* DATA TO USE *
-- Opening Marker --

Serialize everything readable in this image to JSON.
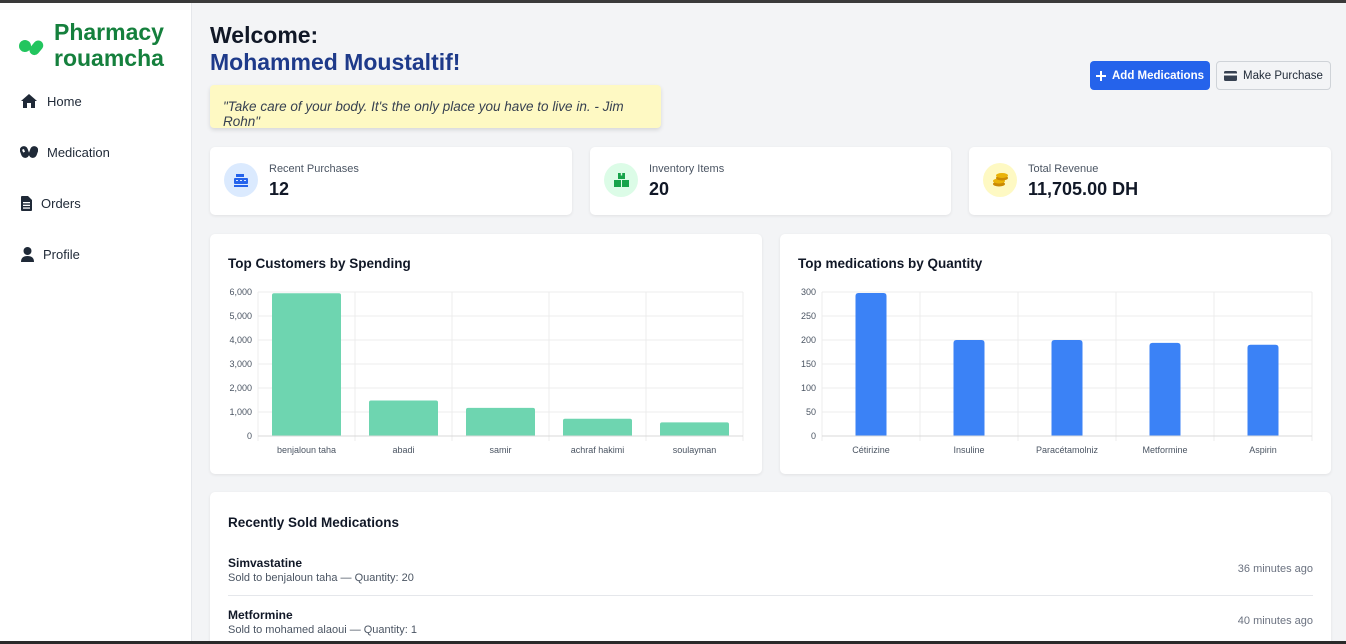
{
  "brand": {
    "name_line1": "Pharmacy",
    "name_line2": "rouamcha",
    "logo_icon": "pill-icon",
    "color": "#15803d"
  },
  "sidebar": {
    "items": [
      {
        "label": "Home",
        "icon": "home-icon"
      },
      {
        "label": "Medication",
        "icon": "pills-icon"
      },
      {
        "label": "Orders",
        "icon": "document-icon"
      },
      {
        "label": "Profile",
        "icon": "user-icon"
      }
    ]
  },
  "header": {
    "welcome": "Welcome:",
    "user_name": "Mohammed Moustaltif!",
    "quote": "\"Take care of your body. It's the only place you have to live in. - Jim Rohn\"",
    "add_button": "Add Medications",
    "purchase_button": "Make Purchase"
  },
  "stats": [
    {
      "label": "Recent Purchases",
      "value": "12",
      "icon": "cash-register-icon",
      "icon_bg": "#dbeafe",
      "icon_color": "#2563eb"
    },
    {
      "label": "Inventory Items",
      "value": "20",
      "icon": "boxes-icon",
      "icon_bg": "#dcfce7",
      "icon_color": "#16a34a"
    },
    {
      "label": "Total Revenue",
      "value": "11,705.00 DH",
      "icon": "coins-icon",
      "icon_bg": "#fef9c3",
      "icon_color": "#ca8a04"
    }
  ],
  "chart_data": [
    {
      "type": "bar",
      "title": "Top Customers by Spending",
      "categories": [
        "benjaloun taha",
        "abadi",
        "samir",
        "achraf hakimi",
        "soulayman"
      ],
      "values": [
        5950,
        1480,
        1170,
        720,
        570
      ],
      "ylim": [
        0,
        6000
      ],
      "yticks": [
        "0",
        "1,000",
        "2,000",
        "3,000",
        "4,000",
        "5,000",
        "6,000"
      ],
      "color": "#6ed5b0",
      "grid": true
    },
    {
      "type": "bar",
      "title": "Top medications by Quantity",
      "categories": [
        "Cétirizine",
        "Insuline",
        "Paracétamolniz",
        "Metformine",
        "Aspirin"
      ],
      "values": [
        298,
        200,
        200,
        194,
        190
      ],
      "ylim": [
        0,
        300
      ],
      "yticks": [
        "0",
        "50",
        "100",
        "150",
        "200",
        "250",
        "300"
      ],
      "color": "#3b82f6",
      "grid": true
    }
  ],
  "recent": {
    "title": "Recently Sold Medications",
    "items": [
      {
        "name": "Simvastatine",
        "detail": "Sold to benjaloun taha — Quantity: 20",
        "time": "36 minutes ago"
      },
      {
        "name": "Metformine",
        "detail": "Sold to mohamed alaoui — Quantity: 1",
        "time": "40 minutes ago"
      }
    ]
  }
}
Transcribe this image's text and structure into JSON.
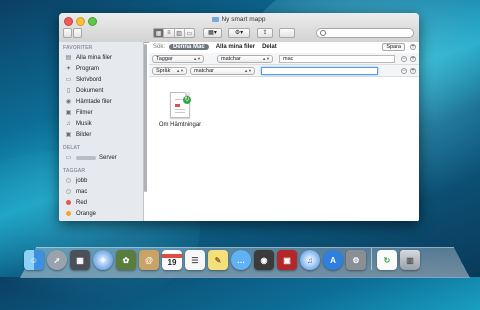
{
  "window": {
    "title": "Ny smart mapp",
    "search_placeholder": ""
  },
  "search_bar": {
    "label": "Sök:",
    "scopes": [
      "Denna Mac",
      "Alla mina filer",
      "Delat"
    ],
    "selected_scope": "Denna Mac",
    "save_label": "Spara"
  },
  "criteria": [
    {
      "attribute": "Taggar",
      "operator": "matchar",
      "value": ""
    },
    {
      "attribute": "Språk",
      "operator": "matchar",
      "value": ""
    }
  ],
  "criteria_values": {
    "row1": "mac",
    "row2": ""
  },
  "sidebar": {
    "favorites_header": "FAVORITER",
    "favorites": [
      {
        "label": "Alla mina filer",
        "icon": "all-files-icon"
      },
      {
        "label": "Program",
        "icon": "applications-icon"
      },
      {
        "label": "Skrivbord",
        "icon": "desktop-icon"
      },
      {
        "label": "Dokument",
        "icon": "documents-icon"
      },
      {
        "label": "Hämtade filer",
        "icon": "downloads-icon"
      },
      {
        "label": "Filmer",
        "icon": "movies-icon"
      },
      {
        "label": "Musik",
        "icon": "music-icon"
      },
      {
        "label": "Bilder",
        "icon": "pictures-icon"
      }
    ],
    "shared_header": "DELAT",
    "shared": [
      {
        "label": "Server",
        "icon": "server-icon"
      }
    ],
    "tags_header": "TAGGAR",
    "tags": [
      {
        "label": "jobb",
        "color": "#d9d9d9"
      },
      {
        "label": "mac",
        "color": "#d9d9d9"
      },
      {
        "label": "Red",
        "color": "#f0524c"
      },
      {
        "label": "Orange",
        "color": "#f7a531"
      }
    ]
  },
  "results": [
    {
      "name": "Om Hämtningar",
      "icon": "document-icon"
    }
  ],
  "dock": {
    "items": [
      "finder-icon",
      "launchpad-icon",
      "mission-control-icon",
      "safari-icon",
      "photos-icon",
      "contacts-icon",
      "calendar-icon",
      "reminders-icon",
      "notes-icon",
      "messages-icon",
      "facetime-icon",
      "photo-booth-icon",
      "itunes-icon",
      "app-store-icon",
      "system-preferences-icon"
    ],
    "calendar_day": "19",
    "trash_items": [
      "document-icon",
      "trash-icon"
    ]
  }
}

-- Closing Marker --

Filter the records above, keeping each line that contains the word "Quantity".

      "title": "Top medications by Quantity",
        "detail": "Sold to benjaloun taha — Quantity: 20",
        "detail": "Sold to mohamed alaoui — Quantity: 1",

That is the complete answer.